» **TASK DIRECTIONS**
Provide the data again in its entirety, exactly as given.

» **SUPPLIED INFORMATION**
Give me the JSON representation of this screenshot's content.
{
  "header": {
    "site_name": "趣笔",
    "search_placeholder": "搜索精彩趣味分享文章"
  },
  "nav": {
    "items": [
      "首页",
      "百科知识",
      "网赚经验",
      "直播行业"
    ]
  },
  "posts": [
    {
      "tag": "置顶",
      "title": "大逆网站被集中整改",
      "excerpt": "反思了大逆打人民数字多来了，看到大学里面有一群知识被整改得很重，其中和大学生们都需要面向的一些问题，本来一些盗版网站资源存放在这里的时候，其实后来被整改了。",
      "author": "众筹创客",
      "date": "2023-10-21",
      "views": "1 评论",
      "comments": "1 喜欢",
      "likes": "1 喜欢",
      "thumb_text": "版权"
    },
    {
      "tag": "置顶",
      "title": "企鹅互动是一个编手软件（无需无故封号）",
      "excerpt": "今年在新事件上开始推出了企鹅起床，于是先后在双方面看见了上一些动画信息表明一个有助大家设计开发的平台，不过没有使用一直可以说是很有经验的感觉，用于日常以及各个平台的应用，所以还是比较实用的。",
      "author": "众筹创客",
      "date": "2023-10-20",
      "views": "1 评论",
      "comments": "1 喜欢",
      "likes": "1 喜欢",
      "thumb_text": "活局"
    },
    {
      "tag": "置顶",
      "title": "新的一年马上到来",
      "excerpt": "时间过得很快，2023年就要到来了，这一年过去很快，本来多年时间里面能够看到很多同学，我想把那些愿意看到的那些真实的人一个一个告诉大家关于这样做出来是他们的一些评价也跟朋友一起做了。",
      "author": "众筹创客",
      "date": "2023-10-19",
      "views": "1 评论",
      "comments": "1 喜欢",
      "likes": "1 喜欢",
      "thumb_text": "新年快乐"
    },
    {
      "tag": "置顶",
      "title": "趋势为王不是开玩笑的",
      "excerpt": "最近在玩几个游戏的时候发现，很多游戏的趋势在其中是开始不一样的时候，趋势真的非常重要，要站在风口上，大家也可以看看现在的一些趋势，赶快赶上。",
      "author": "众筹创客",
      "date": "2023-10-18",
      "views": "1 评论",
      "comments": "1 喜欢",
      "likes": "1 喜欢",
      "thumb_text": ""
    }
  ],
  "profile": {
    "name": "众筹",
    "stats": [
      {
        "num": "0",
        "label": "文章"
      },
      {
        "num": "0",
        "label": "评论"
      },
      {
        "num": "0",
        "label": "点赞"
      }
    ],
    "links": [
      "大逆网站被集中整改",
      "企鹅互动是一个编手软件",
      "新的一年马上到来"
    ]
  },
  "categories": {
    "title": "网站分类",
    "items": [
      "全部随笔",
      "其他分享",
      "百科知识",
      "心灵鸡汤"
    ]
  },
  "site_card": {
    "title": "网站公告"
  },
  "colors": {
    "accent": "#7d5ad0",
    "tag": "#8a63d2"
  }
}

» **EXERCISE RESPONSE**
Give me the JSON representation of this screenshot's content.
{
  "header": {
    "site_name": "趣笔",
    "search_placeholder": "搜索精彩趣味分享文章"
  },
  "nav": {
    "items": [
      "首页",
      "百科知识",
      "网赚经验",
      "直播行业"
    ]
  },
  "posts": [
    {
      "tag": "置顶",
      "title": "大逆网站被集中整改",
      "excerpt": "反思了大逆打人民数字多来了，看到大学里面有一群知识被整改得很重，其中和大学生们都需要面向的一些问题，本来一些盗版网站资源存放在这里的时候，其实后来被整改了。",
      "author": "众筹创客",
      "date": "2023-10-21",
      "views": "1 评论",
      "comments": "1 喜欢",
      "likes": "1 喜欢",
      "thumb_text": "版权"
    },
    {
      "tag": "置顶",
      "title": "企鹅互动是一个编手软件（无需无故封号）",
      "excerpt": "今年在新事件上开始推出了企鹅起床，于是先后在双方面看见了上一些动画信息表明一个有助大家设计开发的平台，不过没有使用一直可以说是很有经验的感觉，用于日常以及各个平台的应用，所以还是比较实用的。",
      "author": "众筹创客",
      "date": "2023-10-20",
      "views": "1 评论",
      "comments": "1 喜欢",
      "likes": "1 喜欢",
      "thumb_text": "活局"
    },
    {
      "tag": "置顶",
      "title": "新的一年马上到来",
      "excerpt": "时间过得很快，2023年就要到来了，这一年过去很快，本来多年时间里面能够看到很多同学，我想把那些愿意看到的那些真实的人一个一个告诉大家关于这样做出来是他们的一些评价也跟朋友一起做了。",
      "author": "众筹创客",
      "date": "2023-10-19",
      "views": "1 评论",
      "comments": "1 喜欢",
      "likes": "1 喜欢",
      "thumb_text": "新年快乐"
    },
    {
      "tag": "置顶",
      "title": "趋势为王不是开玩笑的",
      "excerpt": "最近在玩几个游戏的时候发现，很多游戏的趋势在其中是开始不一样的时候，趋势真的非常重要，要站在风口上，大家也可以看看现在的一些趋势，赶快赶上。",
      "author": "众筹创客",
      "date": "2023-10-18",
      "views": "1 评论",
      "comments": "1 喜欢",
      "likes": "1 喜欢",
      "thumb_text": ""
    }
  ],
  "profile": {
    "name": "众筹",
    "stats": [
      {
        "num": "0",
        "label": "文章"
      },
      {
        "num": "0",
        "label": "评论"
      },
      {
        "num": "0",
        "label": "点赞"
      }
    ],
    "links": [
      "大逆网站被集中整改",
      "企鹅互动是一个编手软件",
      "新的一年马上到来"
    ]
  },
  "categories": {
    "title": "网站分类",
    "items": [
      "全部随笔",
      "其他分享",
      "百科知识",
      "心灵鸡汤"
    ]
  },
  "site_card": {
    "title": "网站公告"
  },
  "colors": {
    "accent": "#7d5ad0",
    "tag": "#8a63d2"
  }
}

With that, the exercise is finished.